“I don’t dwell on it.”
I often find myself thinking about my grandmother’s signature phrase. Grandma went through a lot in life – the Great Depression, WWII, and all the armed conflicts in between. She outlived seven of her fifteen children. When we asked how she coped, she simply said:
“I don’t dwell on it.”
Her words became my primary coping mechanism. When pain whispered, I refused to dwell on it, ignoring my tears and the feelings that went with them. I thought I knew her secret to strength: shove things aside and keep moving. Race ahead and pretend it didn’t happen. Refuse to dwell on it.
But then life caught up with me. Traumatic memories played on an endless loop in my mind, storming my mind and heart like a mighty army.
I realized that I had not only started to dwell on them, but to dwell in them.
I finally had to deal with my pain. Healing made its way through my carefully curated collection of secret wounds, and strength surged through me.
I realized Grandma had refused to dwell on things;
I had refused to deal with them.
I am learning to allow myself to feel the hurt when it hits because I know strength does not come from arbitrary barricades but from enforcing guardianship of my heart and mind. I now see that, while pain has been trying to invade, my God, my loved ones and my own strength have stood outside too, ready to help me fight if I would only let them in.

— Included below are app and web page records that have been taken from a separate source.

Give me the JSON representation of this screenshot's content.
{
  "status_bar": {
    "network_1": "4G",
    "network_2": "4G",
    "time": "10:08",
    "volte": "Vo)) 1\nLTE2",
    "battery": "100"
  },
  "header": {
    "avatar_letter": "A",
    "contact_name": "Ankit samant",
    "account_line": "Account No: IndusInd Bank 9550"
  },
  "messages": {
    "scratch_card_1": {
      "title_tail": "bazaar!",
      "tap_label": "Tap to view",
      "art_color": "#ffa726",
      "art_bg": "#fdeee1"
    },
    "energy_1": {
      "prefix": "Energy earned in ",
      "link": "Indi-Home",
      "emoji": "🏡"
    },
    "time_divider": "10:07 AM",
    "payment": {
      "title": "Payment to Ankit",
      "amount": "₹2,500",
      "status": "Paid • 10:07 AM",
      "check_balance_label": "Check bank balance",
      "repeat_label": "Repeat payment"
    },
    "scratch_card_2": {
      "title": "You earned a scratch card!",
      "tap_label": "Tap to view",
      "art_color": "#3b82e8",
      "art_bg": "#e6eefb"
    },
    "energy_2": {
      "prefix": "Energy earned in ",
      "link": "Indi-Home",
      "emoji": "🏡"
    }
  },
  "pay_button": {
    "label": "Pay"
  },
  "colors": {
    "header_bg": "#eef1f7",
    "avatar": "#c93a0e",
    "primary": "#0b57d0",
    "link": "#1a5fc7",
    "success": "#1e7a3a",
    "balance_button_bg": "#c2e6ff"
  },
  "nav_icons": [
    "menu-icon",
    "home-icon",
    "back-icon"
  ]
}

I am now striving to be the kind of person who deals with pain but who abides under the shadow of the Almighty, and who dwells among those who are amazing enough to love me through it.
Human beings are wired for stories.
We relive and express our memories through story. After death, we live on in the stories of our loved ones. We think in stories because they provide a context for facts. When you get the magical alchemy of the living writer sharing the story, there is potential for transformation. Lives can be changed by storytelling.
There is a reason we hear fairy tales as children. They teach us values and morals. It is through story that we learn about our own identity. Neil Gaiman once said,
“Fairy tales do not tell children the dragons exist. Children already know that dragons exist. Fairy tales tell children the dragons can be killed.”
The stories we listen to are the stories that write our lives. If we want to change our lives, it begins with changing the stories we listen to.
Hebrews 11 presents us with the lives of some of the greatest heroes of faith who have ever lived. It is an anthology – a collection of stories. Alongside the expected stories (like Abraham, Moses, Joseph, and David), are the seemingly unheroic ones (like Rahab, Barak, and Gideon).
Still, the great Author saw their value. And He has never set the pen aside.
He continues to write our stories with the same dedication and care that He put into theirs. Join us in this series of articles as we explore the importance of our stories and of the One who continues to write them.
It was just an ordinary day. The sun rose over the tall oaks in the valley of Hebron and young Joseph began his day, unaware that he would never see his homeland again. In one instant, he would lose his family and his freedom. Still, somehow the boy from the valley rose above it all to become the second most powerful leader in Egypt.
His years in Hebron gave him something no one could ever take from him: an enduring identity.
As a boy, the family legacy was passed down to him as his father wove together stories of the incredible faith of Abraham and Isaac. His beautiful coat of many colors told the story of who he was: the beloved son of Jacob. Most of all, the stories he heard in the valley told him who he was – that the God of his fathers was also his God.
The valley also taught Joseph who he was destined to become. If he learned his heritage while sitting on his father’s knee, he learned his destiny while working in the fields. It was there that God spoke through dreams and revealed the great leadership role he would come to play in his family’s legacy. The valley taught him that he was not merely a young man from Hebron – he was Joseph: a man with a tremendous heritage and an awesome promise.
Thoughts of identity must have occupied his mind as he marched in the slave caravan, deprived of free will. His father’s words must have echoed as Egyptian masters tried to redefine him according to their own culture and religion. Those dreams must have been a lifeline as he spent his first night in prison for a crime he did not commit.
The identity that had been forged in the valley of Hebron strengthened him enough to give him hope during the years of slavery and of prison.
It grounded him enough to keep him humble when he eventually rose to power, fulfilling God’s promise from so long ago. Then, as his starving brothers knelt before him and pleaded for help, the pull of that valley-crafted identity was so strong that he wept, forgiving all the years that had been stolen from him.
A valley has the potential to bring out who we really are. Identities are molded and carefully crafted as we walk through life’s trials. Valleys remind us of who we really are but they also remind us that we were created for more – that trials come to pass, not to stay.
As he threaded his arms through that multicolored coat for the first time, dreaming of his future, Joseph could not have foreseen how God’s plan would unfold. Still, no matter how the world around him tried to redefine him, he remained true to the message that both his earthly father and heavenly Father had poured into him. God was able to position him in just the right place to save the world – all because a young man held onto an identity born in a valley.